For our blog this week we are providing some tips on mastering open water swimming which for many is a primary blocker for people not taking up triathlon, fearing swimming and open water in particular. Swimming. What? Never. “I can’t swim one length so I will never manage to do a triathlon”. Fearing the water is pretty common in Triathlon virgins which for many means they never get to try out multi-sport triathlon action. Hopefully this article can help reduce those fears and get you into the water.
Open Water swimming Versus Pool Swimming
Swimming in a pool is generally in a regulated temperature environment with clear water and lines painted on the bottom, you might get out of your depth but you are unlikely to be more than a few metres from the edge and if all else fails there is always that spotty teenage lifeguard to come to the rescue. Open water swimming is none of the above and can be cold and dark and involve touching things under water that you don’t really know what they are. Eeek. Sea, Lake or river open water is a very different but it isn’t all bad.
Specialist Swimming Wetsuits
First tip would be to buy a swimming wetsuit or better still hire one for your first couple of sessions and check it out. A swimming wetsuit (see Orca, Blue Seventy, Zoot, Huub, 2XU, TYR, Speedo) is very different to a conventional wetsuit for surfing or similar. It is thinner all over so will protect you from the cold, but not that much.
It offers superior flexibility around the shoulder and arms allowing for you to move freely. Additionally it has been built to make you float with buoyancy across the middle and upper legs forcing you into a more flat body position.

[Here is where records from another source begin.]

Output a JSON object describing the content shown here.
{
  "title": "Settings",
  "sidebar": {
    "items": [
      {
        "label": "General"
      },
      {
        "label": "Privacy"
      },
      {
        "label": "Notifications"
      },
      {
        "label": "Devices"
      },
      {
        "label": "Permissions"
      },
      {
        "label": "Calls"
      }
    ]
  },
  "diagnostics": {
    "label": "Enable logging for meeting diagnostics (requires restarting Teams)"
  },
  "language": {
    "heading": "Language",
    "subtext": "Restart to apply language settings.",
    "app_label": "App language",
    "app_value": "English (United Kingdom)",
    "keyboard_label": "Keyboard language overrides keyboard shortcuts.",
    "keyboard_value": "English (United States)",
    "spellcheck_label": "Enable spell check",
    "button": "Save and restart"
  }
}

Final difference is that is built to be removed in transition so the wrist and ankle sections offer greater flex. Swimming in one of these you will be quicker than you have ever been, it makes normal swimming feel like swimming in soup. You might just find you like it!
Protect your body in the water
Second tip would be to wear ear plugs to protect you from the nasties in the water, we are talking about bacteria here rather than monsters! Goggles are a must but the difference here to consider is you might want polarized lenses to cater for shifts in light conditions as you swim in direct sunlight or shade. Swim hats. Not just for grannies but in open water they make you visible as most wetsuits are pretty much black and you can be hard to spot.
Don’t try open water swimming alone
Make sure you head to an organised open water swimming venue that has marked course, kayaks in the water and other swimmers in the water. If you follow the course but you need a break swim to the side of the course and rest, your wetsuit will give you buoyancy so lie back and enjoy being outdoors.
Swim straight & efficiently
Sighting is a common issue for swimmers in open water as you do the infamous zig-zag trying to reach the next marker. Swim techniques including crocodile eyes give you the ability to keep moving without restriction and maintain focus on where your headed. Swimming with bi-lateral breathing gives the best chance of swimming straight although we all tend to pull to one side or another but at least by breathing on both sides you have some option to level out.
Help your stomach after open water swimmming
Final tip would be to drink a can of coke after swimming. Go Zero or Max if you want no sugar but make sure you drink some. All the corrosive nasties in these drinks actually help do some cleansing of your insides after a swim and can help kill off some of the bacteria you may have ingested. It won’t sort everything but at least it might rid you of some of the horrors that could drag you screaming to the loo.
Embrace the outdoors
Last word is to enjoy it. On a summers morning with the sun shining and the water temp above 20 degrees its a pretty amazing experience, give it a go. Mastering open water swimming takes time like all things but with this blog hopefully you can find it less daunting.
About the author – Billy is the founder or Trivelo Bikes and loves to combine an open water swim with a brick cycling session to prepare for race season.